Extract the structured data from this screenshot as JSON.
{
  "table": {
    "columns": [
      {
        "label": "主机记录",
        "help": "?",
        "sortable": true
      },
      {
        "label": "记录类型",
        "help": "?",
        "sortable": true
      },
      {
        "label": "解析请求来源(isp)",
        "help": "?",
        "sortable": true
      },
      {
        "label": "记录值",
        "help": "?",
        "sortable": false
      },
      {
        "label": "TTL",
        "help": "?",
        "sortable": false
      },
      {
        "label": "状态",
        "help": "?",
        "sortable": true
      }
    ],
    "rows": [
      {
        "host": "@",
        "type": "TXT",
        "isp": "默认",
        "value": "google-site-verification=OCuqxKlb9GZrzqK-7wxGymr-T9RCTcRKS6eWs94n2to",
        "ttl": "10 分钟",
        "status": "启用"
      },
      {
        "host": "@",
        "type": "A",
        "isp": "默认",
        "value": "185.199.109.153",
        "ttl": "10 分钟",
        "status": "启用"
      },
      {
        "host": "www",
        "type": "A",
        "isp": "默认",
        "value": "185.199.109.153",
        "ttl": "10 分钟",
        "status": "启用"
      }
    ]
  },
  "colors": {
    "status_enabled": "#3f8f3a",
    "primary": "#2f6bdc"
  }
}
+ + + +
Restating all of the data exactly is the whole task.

**Task response**:
Extract the structured data from this screenshot as JSON.
{
  "table": {
    "columns": [
      {
        "label": "主机记录",
        "help": "?",
        "sortable": true
      },
      {
        "label": "记录类型",
        "help": "?",
        "sortable": true
      },
      {
        "label": "解析请求来源(isp)",
        "help": "?",
        "sortable": true
      },
      {
        "label": "记录值",
        "help": "?",
        "sortable": false
      },
      {
        "label": "TTL",
        "help": "?",
        "sortable": false
      },
      {
        "label": "状态",
        "help": "?",
        "sortable": true
      }
    ],
    "rows": [
      {
        "host": "@",
        "type": "TXT",
        "isp": "默认",
        "value": "google-site-verification=OCuqxKlb9GZrzqK-7wxGymr-T9RCTcRKS6eWs94n2to",
        "ttl": "10 分钟",
        "status": "启用"
      },
      {
        "host": "@",
        "type": "A",
        "isp": "默认",
        "value": "185.199.109.153",
        "ttl": "10 分钟",
        "status": "启用"
      },
      {
        "host": "www",
        "type": "A",
        "isp": "默认",
        "value": "185.199.109.153",
        "ttl": "10 分钟",
        "status": "启用"
      }
    ]
  },
  "colors": {
    "status_enabled": "#3f8f3a",
    "primary": "#2f6bdc"
  }
}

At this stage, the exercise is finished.